Content starts

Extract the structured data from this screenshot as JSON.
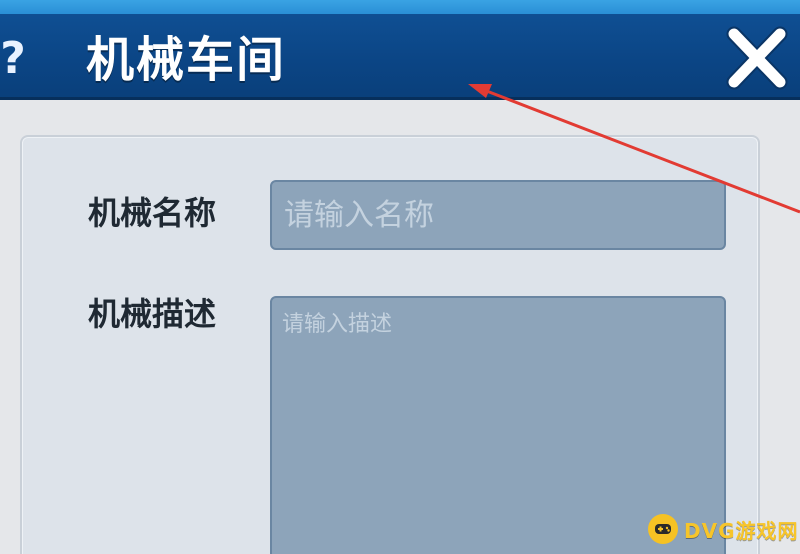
{
  "dialog": {
    "help_symbol": "?",
    "title": "机械车间",
    "close_symbol": "✕"
  },
  "form": {
    "name_label": "机械名称",
    "name_placeholder": "请输入名称",
    "description_label": "机械描述",
    "description_placeholder": "请输入描述"
  },
  "watermark": {
    "text": "DVG游戏网"
  },
  "colors": {
    "titlebar": "#0b4585",
    "top_strip": "#2a8fd6",
    "panel": "#dde3ea",
    "input_fill": "#8da4ba",
    "annotation_arrow": "#e23b33",
    "watermark": "#f7c52a"
  }
}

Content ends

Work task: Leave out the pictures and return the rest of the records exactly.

Answer box:
Extract the structured data from this screenshot as JSON.
{
  "dialog": {
    "help_symbol": "?",
    "title": "机械车间",
    "close_symbol": "✕"
  },
  "form": {
    "name_label": "机械名称",
    "name_placeholder": "请输入名称",
    "description_label": "机械描述",
    "description_placeholder": "请输入描述"
  },
  "watermark": {
    "text": "DVG游戏网"
  },
  "colors": {
    "titlebar": "#0b4585",
    "top_strip": "#2a8fd6",
    "panel": "#dde3ea",
    "input_fill": "#8da4ba",
    "annotation_arrow": "#e23b33",
    "watermark": "#f7c52a"
  }
}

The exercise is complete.